→ AIM OF THE EXERCISE: List all the lines in these records that hold "document".

::::::::::

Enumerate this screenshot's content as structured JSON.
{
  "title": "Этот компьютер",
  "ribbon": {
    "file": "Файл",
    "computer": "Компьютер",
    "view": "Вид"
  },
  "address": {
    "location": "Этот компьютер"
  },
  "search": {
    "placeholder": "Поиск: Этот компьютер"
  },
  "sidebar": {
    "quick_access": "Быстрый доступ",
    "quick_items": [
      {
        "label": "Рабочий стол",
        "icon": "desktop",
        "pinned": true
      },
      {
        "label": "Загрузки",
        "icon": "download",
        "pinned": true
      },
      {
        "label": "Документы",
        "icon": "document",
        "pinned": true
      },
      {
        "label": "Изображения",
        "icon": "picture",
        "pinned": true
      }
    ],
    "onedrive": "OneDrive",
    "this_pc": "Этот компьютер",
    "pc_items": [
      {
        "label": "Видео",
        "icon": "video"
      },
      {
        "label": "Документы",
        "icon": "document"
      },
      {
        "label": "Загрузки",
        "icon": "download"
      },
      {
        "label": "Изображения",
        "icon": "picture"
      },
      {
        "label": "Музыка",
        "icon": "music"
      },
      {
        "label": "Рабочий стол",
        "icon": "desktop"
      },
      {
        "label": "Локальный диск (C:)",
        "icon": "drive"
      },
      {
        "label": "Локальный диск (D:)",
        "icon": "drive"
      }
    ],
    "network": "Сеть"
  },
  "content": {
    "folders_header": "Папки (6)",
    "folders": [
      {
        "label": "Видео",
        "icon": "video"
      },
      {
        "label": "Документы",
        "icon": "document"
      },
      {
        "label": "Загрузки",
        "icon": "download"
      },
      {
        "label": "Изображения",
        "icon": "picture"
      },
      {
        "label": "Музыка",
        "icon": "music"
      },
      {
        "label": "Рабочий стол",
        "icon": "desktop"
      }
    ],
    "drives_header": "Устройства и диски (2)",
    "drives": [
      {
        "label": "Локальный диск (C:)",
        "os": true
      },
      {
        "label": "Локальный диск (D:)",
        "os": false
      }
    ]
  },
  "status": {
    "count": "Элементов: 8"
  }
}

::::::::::

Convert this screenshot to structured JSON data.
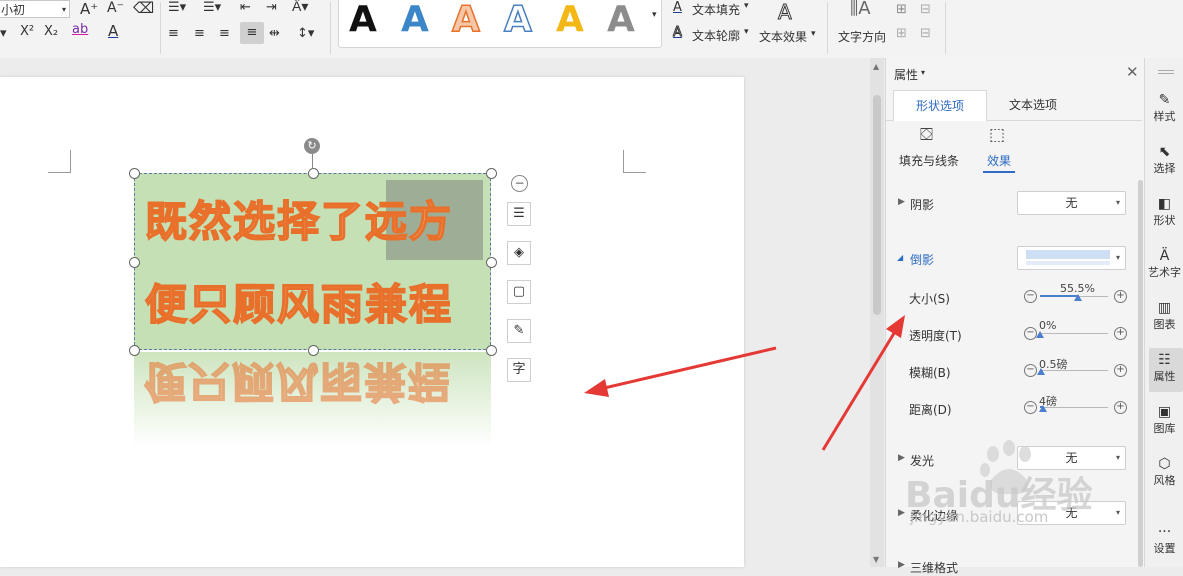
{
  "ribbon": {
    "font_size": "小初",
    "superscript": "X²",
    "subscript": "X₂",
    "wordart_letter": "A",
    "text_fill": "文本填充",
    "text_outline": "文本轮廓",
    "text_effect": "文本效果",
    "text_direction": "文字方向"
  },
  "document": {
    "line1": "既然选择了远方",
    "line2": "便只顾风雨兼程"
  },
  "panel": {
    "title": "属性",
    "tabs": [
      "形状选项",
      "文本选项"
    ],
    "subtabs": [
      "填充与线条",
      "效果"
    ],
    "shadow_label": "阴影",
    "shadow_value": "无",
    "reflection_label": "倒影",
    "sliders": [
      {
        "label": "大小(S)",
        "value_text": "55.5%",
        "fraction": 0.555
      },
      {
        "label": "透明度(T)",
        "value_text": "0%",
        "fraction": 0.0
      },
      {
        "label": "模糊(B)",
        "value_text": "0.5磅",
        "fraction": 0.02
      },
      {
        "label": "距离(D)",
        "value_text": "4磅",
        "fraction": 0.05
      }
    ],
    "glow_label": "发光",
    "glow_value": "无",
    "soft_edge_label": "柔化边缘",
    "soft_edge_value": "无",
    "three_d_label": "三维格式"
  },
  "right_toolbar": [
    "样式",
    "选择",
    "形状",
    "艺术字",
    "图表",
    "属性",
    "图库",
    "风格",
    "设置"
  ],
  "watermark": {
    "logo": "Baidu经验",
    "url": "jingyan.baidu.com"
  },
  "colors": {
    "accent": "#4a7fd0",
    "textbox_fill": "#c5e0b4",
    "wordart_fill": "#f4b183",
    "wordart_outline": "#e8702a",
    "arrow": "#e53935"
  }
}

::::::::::

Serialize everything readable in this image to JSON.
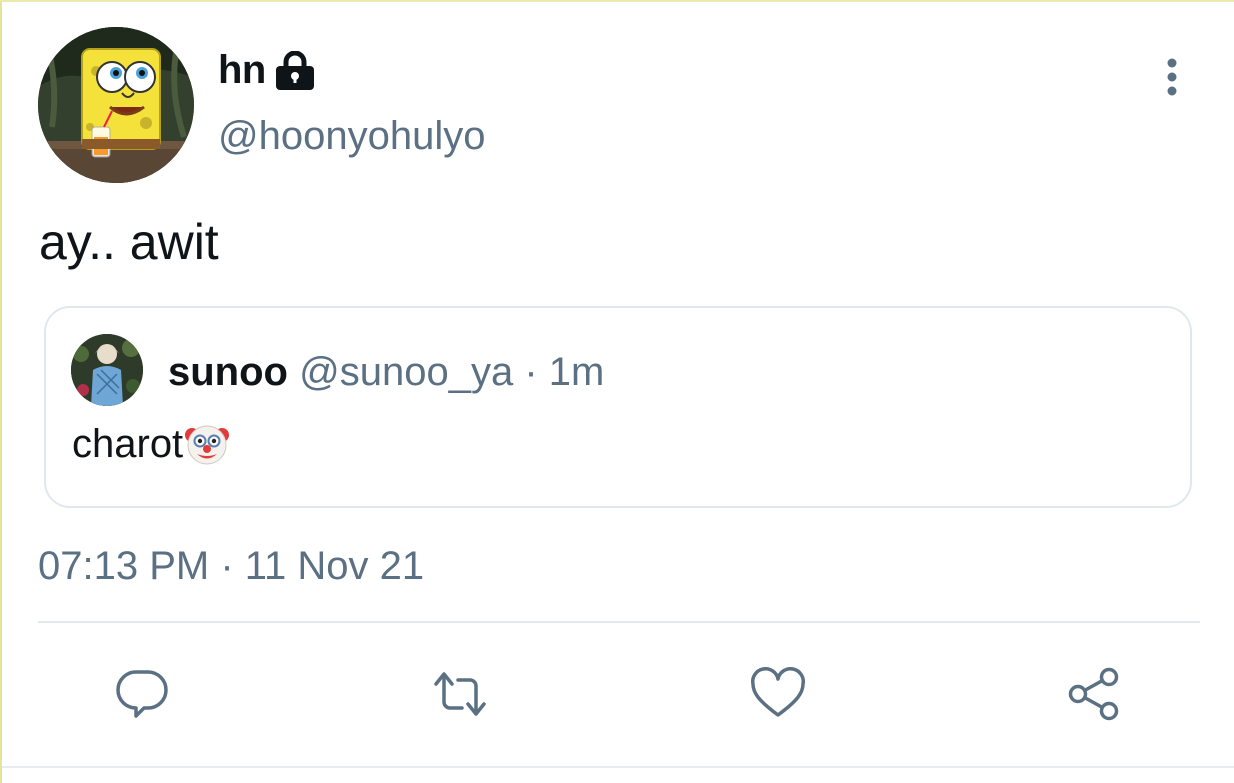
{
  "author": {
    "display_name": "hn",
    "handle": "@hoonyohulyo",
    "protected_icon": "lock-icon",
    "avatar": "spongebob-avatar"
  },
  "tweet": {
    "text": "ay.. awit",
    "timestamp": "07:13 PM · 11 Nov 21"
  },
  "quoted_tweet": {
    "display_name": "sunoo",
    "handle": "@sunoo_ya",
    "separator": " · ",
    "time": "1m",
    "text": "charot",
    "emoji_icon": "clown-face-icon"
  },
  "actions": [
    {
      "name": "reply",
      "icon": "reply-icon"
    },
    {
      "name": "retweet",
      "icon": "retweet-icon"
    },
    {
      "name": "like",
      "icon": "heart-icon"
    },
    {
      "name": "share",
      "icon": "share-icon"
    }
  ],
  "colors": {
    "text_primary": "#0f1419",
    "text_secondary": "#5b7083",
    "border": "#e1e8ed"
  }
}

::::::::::

→ REPLY TO THE EXERCISE:
        "icon": "document",
        "icon": "document"
        "icon": "document"
  "document": {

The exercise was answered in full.